This song approaches the world as a work of art, and reaches out for the artist’s hand.

Musgraves hides complexity in simple questions. She begins with an apple. Its “perfect design” is what prompts her first request to “speak to the architect.” She calls it “sweet and divine,” linking it with God and placing it in her mouth – to know that it’s sweet, she must have tasted it.

This gets interesting when we remember that the forbidden fruit of Eden is often depicted as an apple. This casts Musgraves in the role of Eve. In Genesis, eating the apple exiles Eve and Adam from the place where they had direct communication with God. In this song, the sweetness of an earthly apple is what prompts Musgraves to call out to the divine.

Another biblical story gets turned inside out in the second verse.

“There’s a canyon that cuts through the desert,” Musgraves reports, and wonders, “Did it get there because of a flood?” Already having Genesis in mind, we may suppose the flood she’s talking about is the one of which Noah and his family were the sole survivors. The image of the canyon resembles a wound; it “cuts” the landscape. But Musgraves encounters it as a work of art. What she wants to know is, “Was it devised, or were you surprised / When you saw how grand it was?”

Supposing that the Grand Canyon is a fingerprint of the deluge, Musgraves wonders if God knew the beauty that would be created by this destructive act. Either answer to her question paints God as essentially creative, even in apocalyptic moods. If tracing out the Grand Canyon was a planned result of the flood, it suggests that God was thinking, even at His most wrathful, about a future in which someone would be there to experience the beauty of the world. Alternatively, if even God was surprised by how well it turned out, it suggests that God can’t help but create, even when meaning to destroy.

Musgraves’s appeal “Can I speak to the architect?” is a humorously modern way of putting the question – it sounds like she’s asking to talk to your manager. But taking the question seriously figures this song as a form of prayer. She directly addresses “the architect” in her lyrics.

With this refrain, she seems to wonder if she’s getting through.

Like the apple, the instrumentation in this song is both simple and complex.
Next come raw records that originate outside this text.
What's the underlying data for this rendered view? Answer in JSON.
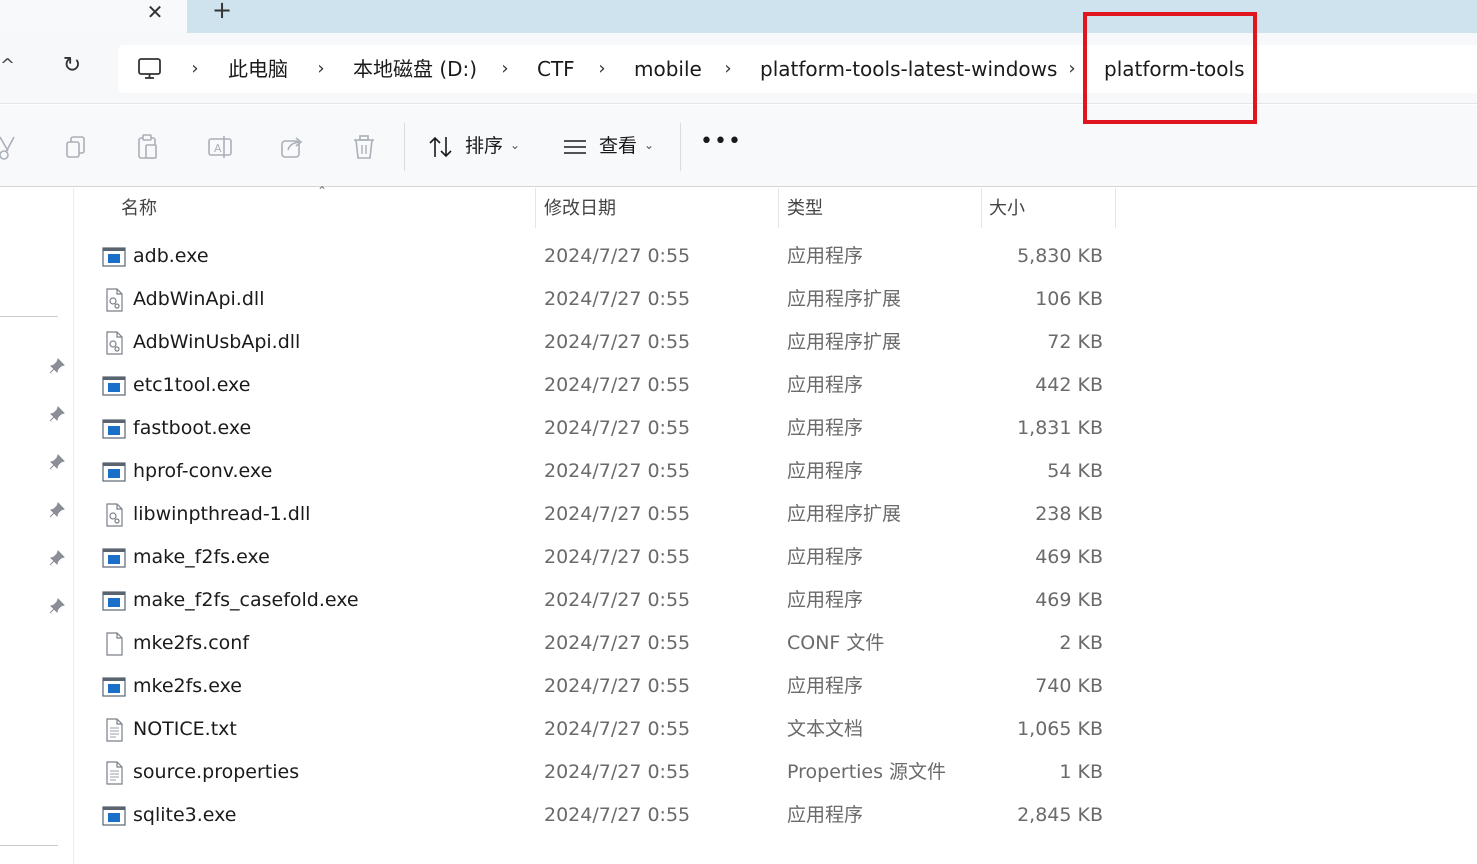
{
  "tabs": {
    "close_glyph": "✕",
    "new_glyph": "+"
  },
  "nav": {
    "up_glyph": "^",
    "refresh_glyph": "↻"
  },
  "breadcrumb": {
    "root_icon": "monitor-icon",
    "separator": "›",
    "items": [
      "此电脑",
      "本地磁盘 (D:)",
      "CTF",
      "mobile",
      "platform-tools-latest-windows",
      "platform-tools"
    ]
  },
  "toolbar": {
    "icons": [
      "cut-icon",
      "copy-icon",
      "paste-icon",
      "rename-icon",
      "share-icon",
      "delete-icon"
    ],
    "sort_label": "排序",
    "view_label": "查看",
    "more_glyph": "•••"
  },
  "columns": {
    "name": "名称",
    "date": "修改日期",
    "type": "类型",
    "size": "大小"
  },
  "files": [
    {
      "name": "adb.exe",
      "date": "2024/7/27 0:55",
      "type": "应用程序",
      "size": "5,830 KB",
      "icon": "exe"
    },
    {
      "name": "AdbWinApi.dll",
      "date": "2024/7/27 0:55",
      "type": "应用程序扩展",
      "size": "106 KB",
      "icon": "dll"
    },
    {
      "name": "AdbWinUsbApi.dll",
      "date": "2024/7/27 0:55",
      "type": "应用程序扩展",
      "size": "72 KB",
      "icon": "dll"
    },
    {
      "name": "etc1tool.exe",
      "date": "2024/7/27 0:55",
      "type": "应用程序",
      "size": "442 KB",
      "icon": "exe"
    },
    {
      "name": "fastboot.exe",
      "date": "2024/7/27 0:55",
      "type": "应用程序",
      "size": "1,831 KB",
      "icon": "exe"
    },
    {
      "name": "hprof-conv.exe",
      "date": "2024/7/27 0:55",
      "type": "应用程序",
      "size": "54 KB",
      "icon": "exe"
    },
    {
      "name": "libwinpthread-1.dll",
      "date": "2024/7/27 0:55",
      "type": "应用程序扩展",
      "size": "238 KB",
      "icon": "dll"
    },
    {
      "name": "make_f2fs.exe",
      "date": "2024/7/27 0:55",
      "type": "应用程序",
      "size": "469 KB",
      "icon": "exe"
    },
    {
      "name": "make_f2fs_casefold.exe",
      "date": "2024/7/27 0:55",
      "type": "应用程序",
      "size": "469 KB",
      "icon": "exe"
    },
    {
      "name": "mke2fs.conf",
      "date": "2024/7/27 0:55",
      "type": "CONF 文件",
      "size": "2 KB",
      "icon": "blank"
    },
    {
      "name": "mke2fs.exe",
      "date": "2024/7/27 0:55",
      "type": "应用程序",
      "size": "740 KB",
      "icon": "exe"
    },
    {
      "name": "NOTICE.txt",
      "date": "2024/7/27 0:55",
      "type": "文本文档",
      "size": "1,065 KB",
      "icon": "txt"
    },
    {
      "name": "source.properties",
      "date": "2024/7/27 0:55",
      "type": "Properties 源文件",
      "size": "1 KB",
      "icon": "txt"
    },
    {
      "name": "sqlite3.exe",
      "date": "2024/7/27 0:55",
      "type": "应用程序",
      "size": "2,845 KB",
      "icon": "exe"
    }
  ],
  "colors": {
    "highlight": "#e0161e",
    "exe_icon": "#1a6fc9",
    "tabstrip": "#cfe3ee"
  }
}
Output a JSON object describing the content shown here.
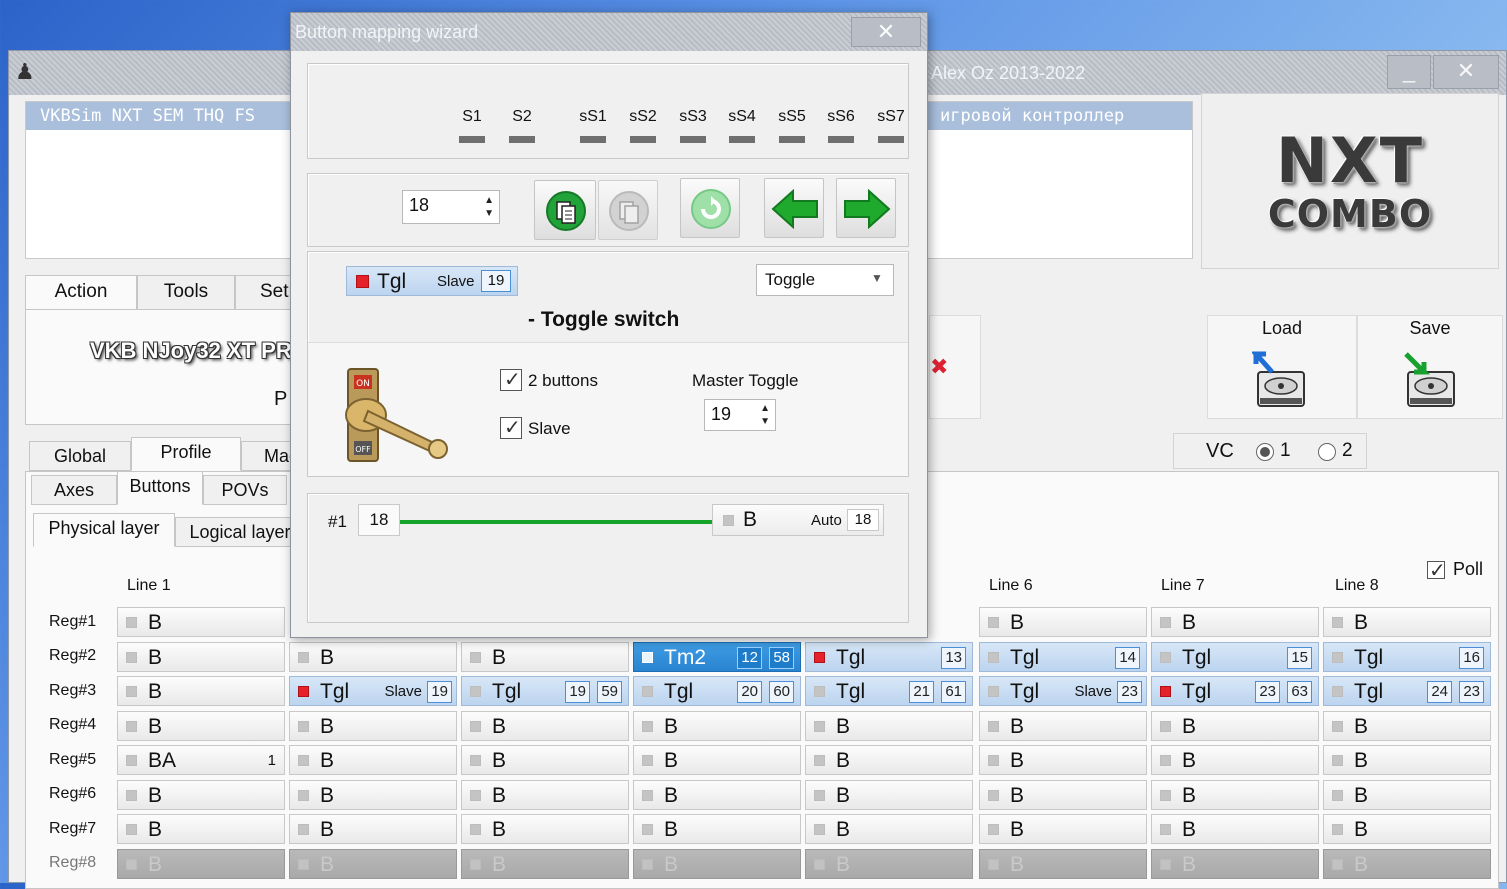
{
  "main_window": {
    "title": "Alex Oz 2013-2022",
    "minimize": "_",
    "close": "✕"
  },
  "device_list": {
    "name": "VKBSim NXT SEM THQ FS",
    "type": "игровой контроллер"
  },
  "logo": {
    "line1": "NXT",
    "line2": "COMBO"
  },
  "top_tabs": [
    "Action",
    "Tools",
    "Set"
  ],
  "device_panel": {
    "name": "VKB NJoy32 XT PR",
    "sub": "P"
  },
  "actions": {
    "load": "Load",
    "save": "Save"
  },
  "vc": {
    "label": "VC",
    "option1": "1",
    "option2": "2",
    "selected": "1"
  },
  "profile_tabs": [
    "Global",
    "Profile",
    "Mac"
  ],
  "control_tabs": [
    "Axes",
    "Buttons",
    "POVs"
  ],
  "layer_tabs": [
    "Physical layer",
    "Logical layer"
  ],
  "poll": {
    "label": "Poll",
    "checked": true
  },
  "grid": {
    "line_labels": [
      "Line 1",
      "Line 6",
      "Line 7",
      "Line 8"
    ],
    "reg_labels": [
      "Reg#1",
      "Reg#2",
      "Reg#3",
      "Reg#4",
      "Reg#5",
      "Reg#6",
      "Reg#7",
      "Reg#8"
    ],
    "cells": {
      "r1": [
        {
          "n": "B"
        },
        {
          "n": "B"
        },
        {
          "n": "B"
        },
        {
          "n": "B"
        }
      ],
      "r2": [
        {
          "n": "B"
        },
        {
          "n": "B"
        },
        {
          "n": "B"
        },
        {
          "n": "Tm2",
          "a": "12",
          "b": "58"
        },
        {
          "n": "Tgl",
          "a": "13"
        },
        {
          "n": "Tgl",
          "a": "14"
        },
        {
          "n": "Tgl",
          "a": "15"
        },
        {
          "n": "Tgl",
          "a": "16"
        }
      ],
      "r3": [
        {
          "n": "B"
        },
        {
          "n": "Tgl",
          "s": "Slave",
          "a": "19"
        },
        {
          "n": "Tgl",
          "a": "19",
          "b": "59"
        },
        {
          "n": "Tgl",
          "a": "20",
          "b": "60"
        },
        {
          "n": "Tgl",
          "a": "21",
          "b": "61"
        },
        {
          "n": "Tgl",
          "s": "Slave",
          "a": "23"
        },
        {
          "n": "Tgl",
          "a": "23",
          "b": "63"
        },
        {
          "n": "Tgl",
          "a": "24",
          "b": "23"
        }
      ],
      "r5_first": {
        "n": "BA",
        "x": "1"
      },
      "plain": "B"
    }
  },
  "wizard": {
    "title": "Button mapping wizard",
    "close": "✕",
    "shifts": [
      "S1",
      "S2",
      "sS1",
      "sS2",
      "sS3",
      "sS4",
      "sS5",
      "sS6",
      "sS7"
    ],
    "button_number": "18",
    "preview": {
      "name": "Tgl",
      "slave": "Slave",
      "num": "19"
    },
    "mode": "Toggle",
    "mode_desc": "- Toggle switch",
    "two_buttons": "2 buttons",
    "slave": "Slave",
    "master_toggle_label": "Master Toggle",
    "master_toggle_value": "19",
    "toggle_image_on": "ON",
    "toggle_image_off": "OFF",
    "mapping": {
      "index": "#1",
      "physical": "18",
      "target_name": "B",
      "target_mode": "Auto",
      "target_num": "18"
    }
  },
  "colors": {
    "selected_cell": "#2a84d0",
    "highlight_cell": "#c7dcf2",
    "led_red": "#e52129",
    "arrow_green": "#1faa2e",
    "map_line": "#16a52a"
  }
}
Acoustic guitar and piano form the foundation of this song, but their parts are layered, varied, and panned such that the song feels dynamic and driving even without drums.

Musgraves’s ends the song by questioning her whole premise: “Is there an architect?” It’s a jarring turn; it breaks the lyrical pattern she’s been following, and it alters the basic assumptions of the song at the last minute. Musgraves also drops the question and then ends the song. This struck me at first as a way of shirking the question, but you could see it as giving the question to the reader.

At the last minute, Musgraves turns to us and asks what we think.